it needed to fit in 4K. So ffc>r the next three months, I 

^ p 

scrunched code. After the first month, it was ten 

' P 

bytes here, three bytes,there, 1 byte way over-there. 
Of course, I also fine-tuned the game, and even 
added new features that cost bytes (painful). The last 
month was spent scrounging 1 or 2 bytes at a time." 



















Atari Vault 


f i 





Lynx/Game Boy 
Coming Up 



©201 8 Atari Age Magazine™ Atari Age Magazine 
is not affiliated with Atari SA® or its subsidiaries. 

The new Atari Age 

maining as i 

ne™ is 

icated to re- 
as the new Atari VCS 

promises to be. We 7 re also looking for developers 
who want to promote their new VCS game in a fea¬ 

ture article, or publishers looking to advertise titles. 

'■ Bushflell Chairman oftho 8< ir<i Aiafi Inc 

"I’d like to introduce our new fall line” 

“We can’t show it all completely 
yet.
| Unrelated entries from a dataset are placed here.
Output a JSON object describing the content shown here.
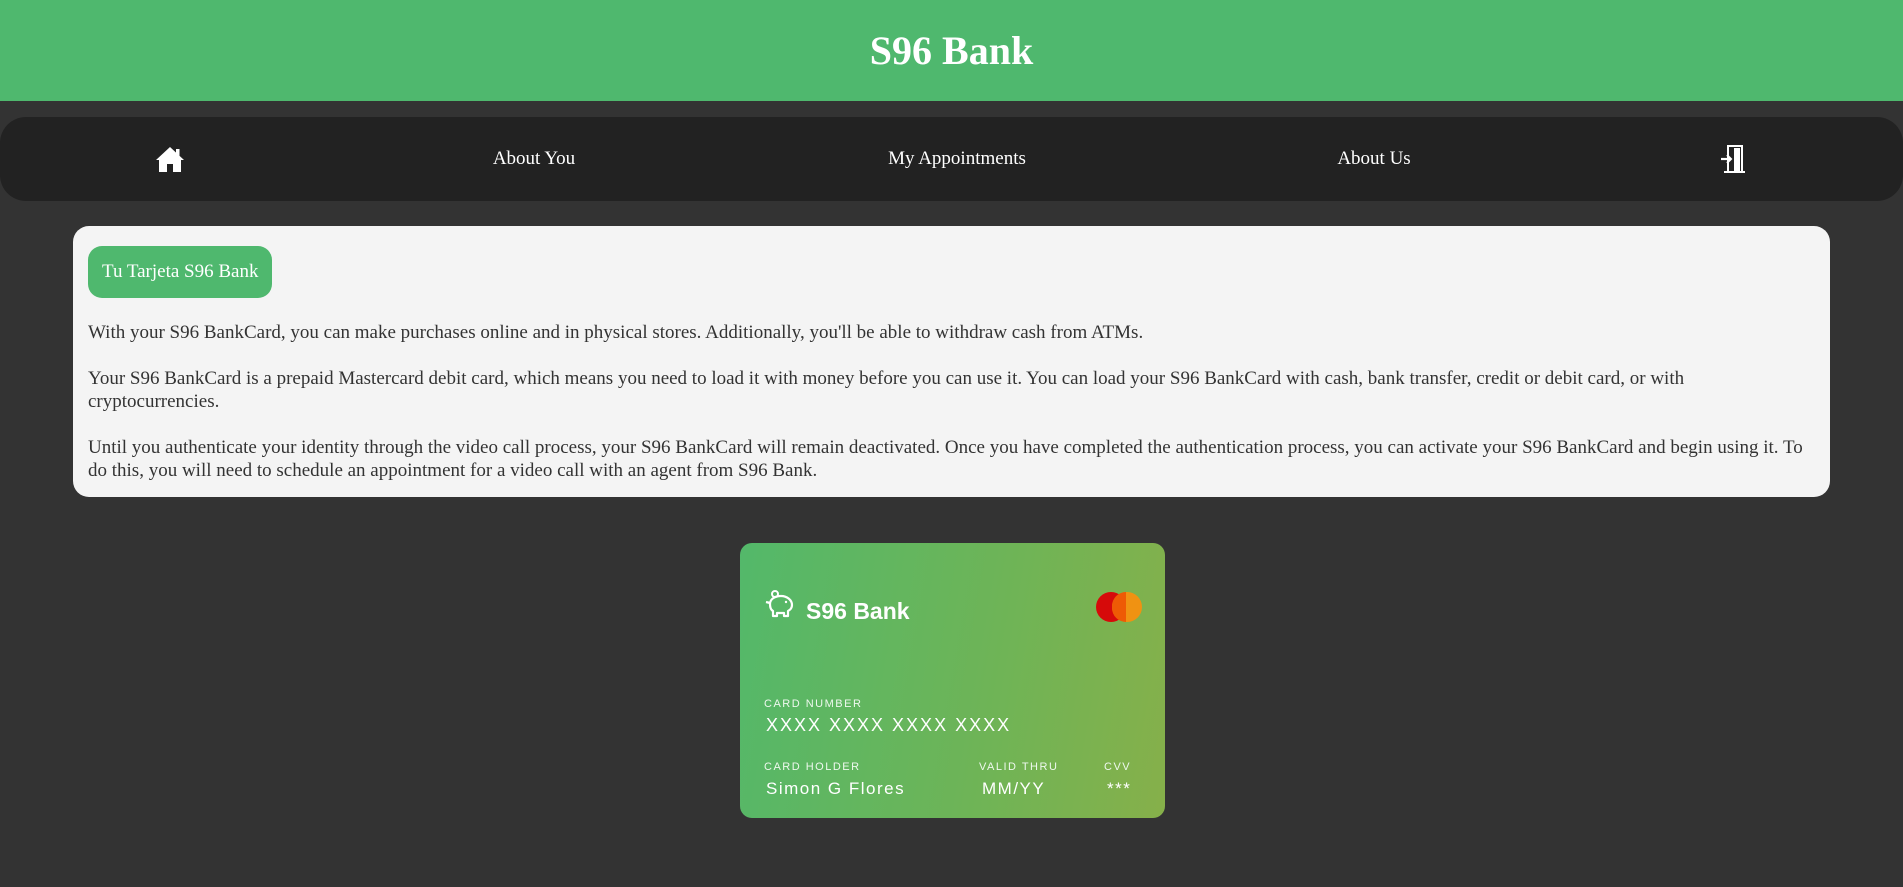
{
  "header": {
    "title": "S96 Bank"
  },
  "nav": {
    "home_icon": "home-icon",
    "about_you": "About You",
    "my_appointments": "My Appointments",
    "about_us": "About Us",
    "logout_icon": "door-exit-icon"
  },
  "info": {
    "badge": "Tu Tarjeta S96 Bank",
    "paragraph1": "With your S96 BankCard, you can make purchases online and in physical stores. Additionally, you'll be able to withdraw cash from ATMs.",
    "paragraph2": "Your S96 BankCard is a prepaid Mastercard debit card, which means you need to load it with money before you can use it. You can load your S96 BankCard with cash, bank transfer, credit or debit card, or with cryptocurrencies.",
    "paragraph3": "Until you authenticate your identity through the video call process, your S96 BankCard will remain deactivated. Once you have completed the authentication process, you can activate your S96 BankCard and begin using it. To do this, you will need to schedule an appointment for a video call with an agent from S96 Bank."
  },
  "card": {
    "bank_name": "S96 Bank",
    "logo_icon": "piggy-bank-icon",
    "network_icon": "mastercard-logo",
    "number_label": "CARD NUMBER",
    "number": "XXXX XXXX XXXX XXXX",
    "holder_label": "CARD HOLDER",
    "holder": "Simon G Flores",
    "valid_label": "VALID THRU",
    "valid": "MM/YY",
    "cvv_label": "CVV",
    "cvv": "***"
  },
  "colors": {
    "brand_green": "#4fb86e",
    "page_background": "#333333",
    "nav_background": "#222222",
    "panel_background": "#f4f4f4"
  }
}
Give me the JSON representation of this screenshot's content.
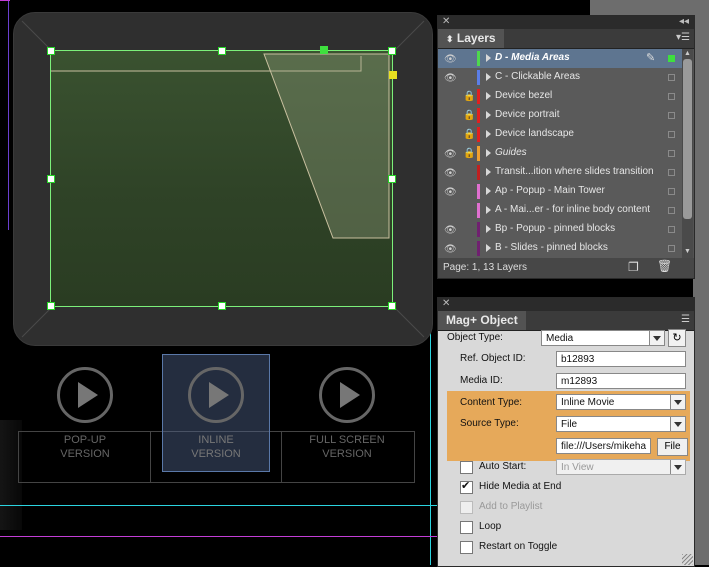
{
  "canvas": {
    "buttons": [
      {
        "label_line1": "POP-UP",
        "label_line2": "VERSION"
      },
      {
        "label_line1": "INLINE",
        "label_line2": "VERSION"
      },
      {
        "label_line1": "FULL SCREEN",
        "label_line2": "VERSION"
      }
    ]
  },
  "layers_panel": {
    "tab_label": "Layers",
    "layers": [
      {
        "name": "D - Media Areas",
        "color": "#4ed84e",
        "eye": true,
        "lock": false,
        "selected": true
      },
      {
        "name": "C - Clickable Areas",
        "color": "#5b7ee8",
        "eye": true,
        "lock": false
      },
      {
        "name": "Device bezel",
        "color": "#e02020",
        "eye": false,
        "lock": true
      },
      {
        "name": "Device portrait",
        "color": "#e02020",
        "eye": false,
        "lock": true
      },
      {
        "name": "Device landscape",
        "color": "#e02020",
        "eye": false,
        "lock": true
      },
      {
        "name": "Guides",
        "color": "#f0a030",
        "eye": true,
        "lock": true,
        "italic": true
      },
      {
        "name": "Transit...ition where slides transition",
        "color": "#c02020",
        "eye": true,
        "lock": false
      },
      {
        "name": "Ap - Popup - Main Tower",
        "color": "#e070d0",
        "eye": true,
        "lock": false
      },
      {
        "name": "A - Mai...er - for inline body content",
        "color": "#e070d0",
        "eye": false,
        "lock": false
      },
      {
        "name": "Bp - Popup - pinned blocks",
        "color": "#702070",
        "eye": true,
        "lock": false
      },
      {
        "name": "B - Slides - pinned blocks",
        "color": "#702070",
        "eye": true,
        "lock": false
      }
    ],
    "status": "Page: 1, 13 Layers"
  },
  "magplus_panel": {
    "tab_label": "Mag+ Object",
    "object_type_label": "Object Type:",
    "object_type_value": "Media",
    "ref_id_label": "Ref. Object ID:",
    "ref_id_value": "b12893",
    "media_id_label": "Media ID:",
    "media_id_value": "m12893",
    "content_type_label": "Content Type:",
    "content_type_value": "Inline Movie",
    "source_type_label": "Source Type:",
    "source_type_value": "File",
    "file_path_value": "file:///Users/mikeha",
    "file_button_label": "File",
    "auto_start_label": "Auto Start:",
    "auto_start_value": "In View",
    "hide_media_label": "Hide Media at End",
    "add_playlist_label": "Add to Playlist",
    "loop_label": "Loop",
    "restart_label": "Restart on Toggle"
  }
}
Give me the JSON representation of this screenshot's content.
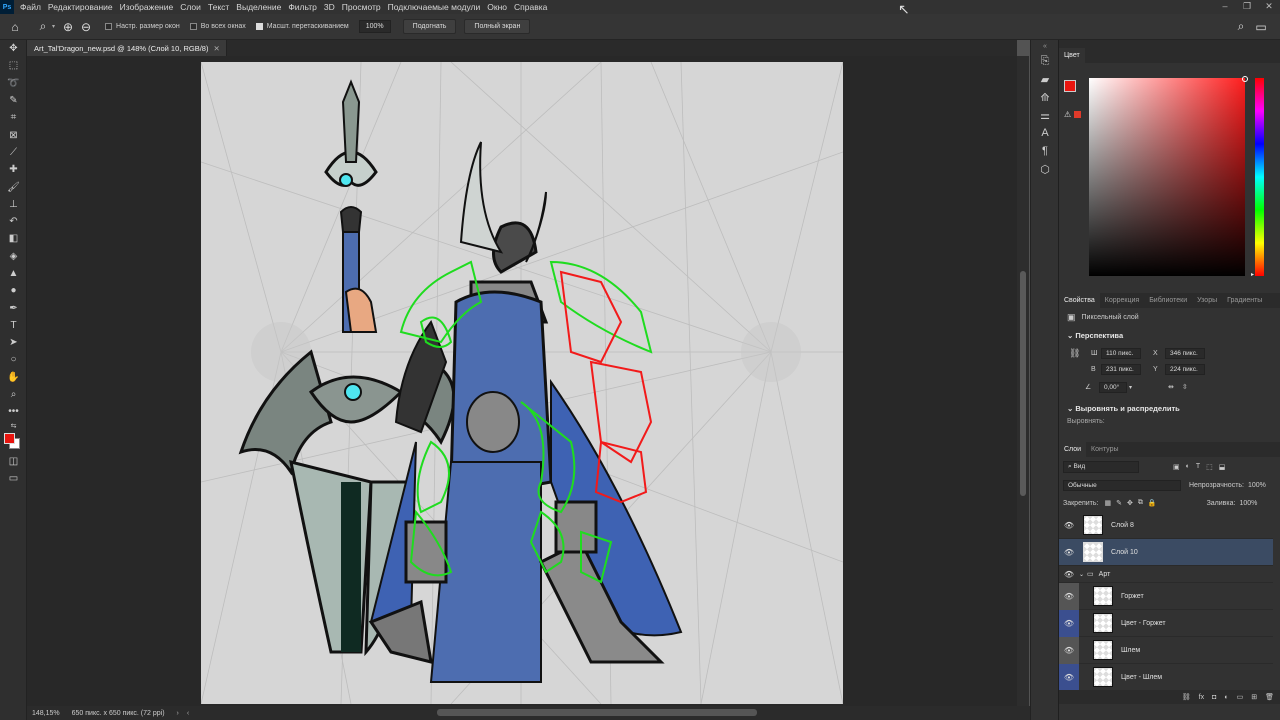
{
  "menu": [
    "Файл",
    "Редактирование",
    "Изображение",
    "Слои",
    "Текст",
    "Выделение",
    "Фильтр",
    "3D",
    "Просмотр",
    "Подключаемые модули",
    "Окно",
    "Справка"
  ],
  "options": {
    "resize_windows": "Настр. размер окон",
    "all_windows": "Во всех окнах",
    "scrubby_zoom": "Масшт. перетаскиванием",
    "zoom_value": "100%",
    "fit_button": "Подогнать",
    "fullscreen_button": "Полный экран"
  },
  "document": {
    "tab_title": "Art_Tal'Dragon_new.psd @ 148% (Слой 10, RGB/8)",
    "zoom_status": "148,15%",
    "size_status": "650 пикс. x 650 пикс. (72 ppi)"
  },
  "color_panel": {
    "title": "Цвет",
    "foreground": "#e8150f",
    "hue_color": "#ff1e1e"
  },
  "properties": {
    "tabs": [
      "Свойства",
      "Коррекция",
      "Библиотеки",
      "Узоры",
      "Градиенты"
    ],
    "layer_type": "Пиксельный слой",
    "perspective_title": "Перспектива",
    "w_label": "Ш",
    "w_value": "110 пикс.",
    "h_label": "В",
    "h_value": "231 пикс.",
    "x_label": "X",
    "x_value": "346 пикс.",
    "y_label": "Y",
    "y_value": "224 пикс.",
    "angle_value": "0,00°",
    "align_title": "Выровнять и распределить",
    "align_label": "Выровнять:"
  },
  "layers": {
    "tabs": [
      "Слои",
      "Контуры"
    ],
    "filter_kind": "Вид",
    "blend_mode": "Обычные",
    "opacity_label": "Непрозрачность:",
    "opacity_value": "100%",
    "lock_label": "Закрепить:",
    "fill_label": "Заливка:",
    "fill_value": "100%",
    "items": [
      {
        "name": "Слой 8"
      },
      {
        "name": "Слой 10"
      },
      {
        "name": "Арт"
      },
      {
        "name": "Горжет"
      },
      {
        "name": "Цвет - Горжет"
      },
      {
        "name": "Шлем"
      },
      {
        "name": "Цвет - Шлем"
      }
    ]
  }
}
But it's here. More innovation 
than you’ve ever seen. Games that 
literally defy' imagination. Giant 
realism. More player challenge. 
Spectacular excitement 
expressed in the biggest 
mind-boggling array of 
sports, driving and action 
themes we've ever 
offered. Themes trans¬ 
lated into the most 
advanced video and non¬ 
video games in the world. 





“Games like new Night DriverX 
Sebring-type night racing against 
the clock. And Sprint 2™ the 
game that's 12 games in one. 

One or two players can 

choose from 12 different race 
course layouts. And the 
fantastic new F-l™ a one 
player larger-than-life 
attraction. Players drive in 
a full-size cockpit in front 
of a giant projected race 
course, complete with 
moving track and cars. 

"Along with irresistible built-in 
player appeal, we’ve also built in 
more operator options, 
self-diagnostic features and 
unique microprocessor 
technology for long lasting, 
higher earnings. 

"You can sample the future 
soon. All the magic and 
excitement begins at MOA 
and 1AAPA!' 

Atari Inc. 1265 Borregas Ave. 
Sunnyvale, CA 94086 
(408) 734-5310 

Atari People. We’re still playing your game. 

Vsil us at the MOA at booth numbers 16-20,29-33, Namco/Atari 97A-10C1A, 100B. 
And at IAARA at booth numbers 1322. 1324.1326.1323.1421, 1423, 1425. 1427 

© Atari Inc.* 1976